Friday, July 7, 2017

Are Christians blocking "church growth"





How do you feel about the lack of enthusiasm most people seem to display when it comes to church?  Many Christians lament the fact that, overall, North American church attendance has been steadily dwindling for years.  Some church-goers blame this decline on our decadent/depraved culture, others blame technology and our resulting lowered attention spans (read: church is boring), and others fall back on the Bible passage that says in the end-times, things will go from bad to worse.  

But, could we as believers be to the ones to blame for the universal lack of the church's growth? Perhaps where we've traditionally focused our attention has been detrimental to the Kingdom's growth.  So much of our "in-house" arguing/disagreements on the part of modern-day believers has relatively little to do with what Jesus taught about, or what lost people focus on.

Part of maturing spiritually is growing in the ability to reflect on our transformation and to see areas where we need to submit even more to the Spirit's leading.  It's my opinion that far too many of us waste time and energy on fruitless pursuits which will not win people to Christ, in fact I'd go as far as to say our corporate passions have pushed people away.

For starters, too many believers politicize church.  Regardless of your political affiliation, folks on both sides have merged politics and faith.  And, if you don't vote their way, you aren't voting for God's candidate.  An honest survey of the Bible will quickly reveal that there weren't many Godly leaders and most of the governments listed in the Bible were not led by believers.

How does our unhealthy obsession on politics damage our testimony?  Think about the strife & separation it's causing amongst believers, and then step back and think how outsiders view our insane divisiveness.   We have to stop allowing our political views from spilling over into our churches, and we need to quit this fantasy that we know is best for the world when it comes to the realm of government.  We can't even "govern" our congregations very well, how could we be so arrogant to think we can influence a less important organization like a temporary earthly government?   

The next area we might be faltering in is our immature attachment to church-property.  If you can’t imagine church without the church building, then we should stop and think.  If your faith, energy, and time are consumed by a church building and your rituals are constructed around programs, you might suffer from a case of religious pietism.

The question becomes then: Are you more in love with your religion than He Who reigns -- have you become more attached to the form of your religion than He Who forms us?

But, one might think, so much good happens within this structure.  Is it helpful, or is it a crutch we've become overly dependent on.  The age old church battle over change is a joke.  We argue over the color of the carpet while lost souls perish.  We’re acting like the staff on the sinking Titanic, rearranging the deck furniture while the lifeboats remained empty.  

If you can't imagine practicing the Christian faith apart from programs and parking lots or if the building dictates the majority of your decisions, there might be a problem.  I know these are unpopular opinions I'm sharing, but how much longer can we continue down this path before we realize what we are doing is counterproductive?  

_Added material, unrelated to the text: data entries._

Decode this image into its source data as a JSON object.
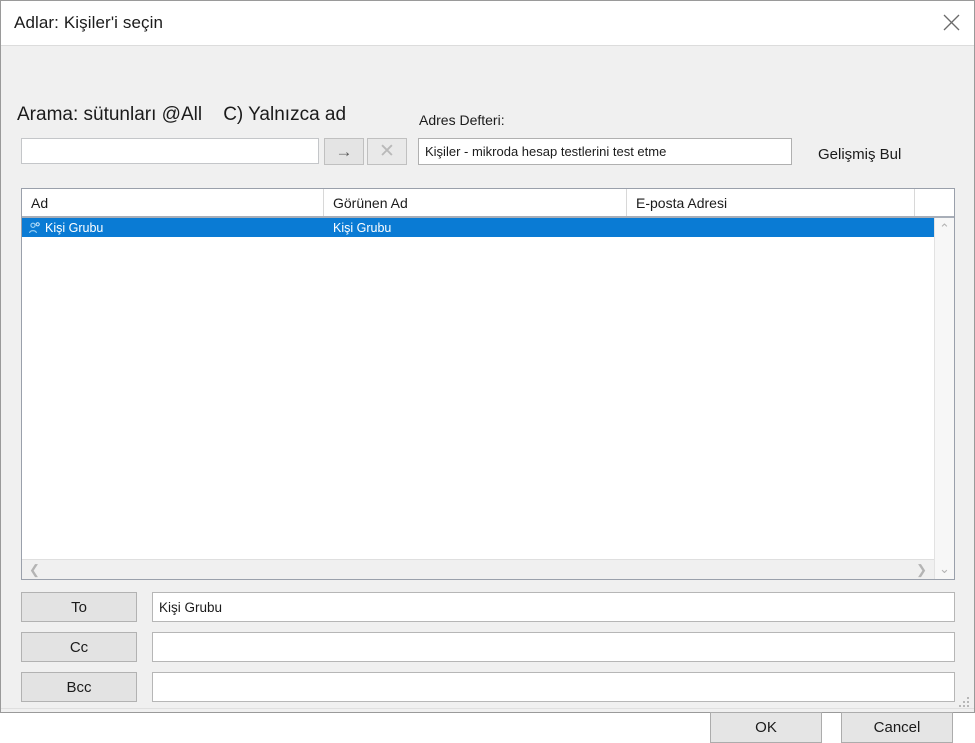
{
  "window": {
    "title": "Adlar: Kişiler'i seçin",
    "close_icon": "close-icon"
  },
  "search": {
    "label": "Arama: sütunları @All    C) Yalnızca ad",
    "input_value": "",
    "input_placeholder": "",
    "go_icon": "arrow-right-icon",
    "clear_icon": "close-x-icon"
  },
  "address_book": {
    "label": "Adres Defteri:",
    "selected": "Kişiler - mikroda hesap testlerini test etme",
    "advanced_find": "Gelişmiş Bul"
  },
  "list": {
    "columns": [
      "Ad",
      "Görünen Ad",
      "E-posta Adresi",
      ""
    ],
    "rows": [
      {
        "icon": "contact-group-icon",
        "name": "Kişi Grubu",
        "display_name": "Kişi Grubu",
        "email": ""
      }
    ],
    "scroll": {
      "up_icon": "chevron-up-icon",
      "down_icon": "chevron-down-icon",
      "left_icon": "chevron-left-icon",
      "right_icon": "chevron-right-icon"
    }
  },
  "recipients": [
    {
      "button": "To",
      "value": "Kişi Grubu"
    },
    {
      "button": "Cc",
      "value": ""
    },
    {
      "button": "Bcc",
      "value": ""
    }
  ],
  "footer": {
    "ok": "OK",
    "cancel": "Cancel"
  },
  "colors": {
    "selection_blue": "#0a7bd4",
    "dialog_bg": "#f0f0f0",
    "titlebar_bg": "#ffffff"
  }
}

But Craig, you are wrong! you may say. There are several churches with fabulous foyers and positive programs that are growing!  Actually, what we are doing in Christianity is shuffling the deck.  We've simply moved one herd from one location over into another pen, but the flock isn't expanding.  What's happening? People leave one church and go to another, without any net gain for the Kingdom.  Sure, maybe we are retaining Christians in the Kingdom, though that's doubtful, but are we reaching really lost people?  Nope, not really, not like we should be.  

What we win people with is what win them to.  In other words, what we try to attract people with is what they become.  If we win over their hearts with God's love and grace, then we help them to attach to Jesus.  If we win people over with programs, rituals, and stained glass, then we have lost our purpose and we have missed the mark because their loyalty will last only as long as the facade we've won them to does.

The church I read about in the New Testament never got involved in politics, they didn't own church buildings -- instead they focused on being disciples sharing the story of the Death, Burial, and Resurrection of Jesus.  They were Spirit led people who believed the return of Christ was eminent.  And somehow, all of that was attractive to a debased culture that deified their Emperor.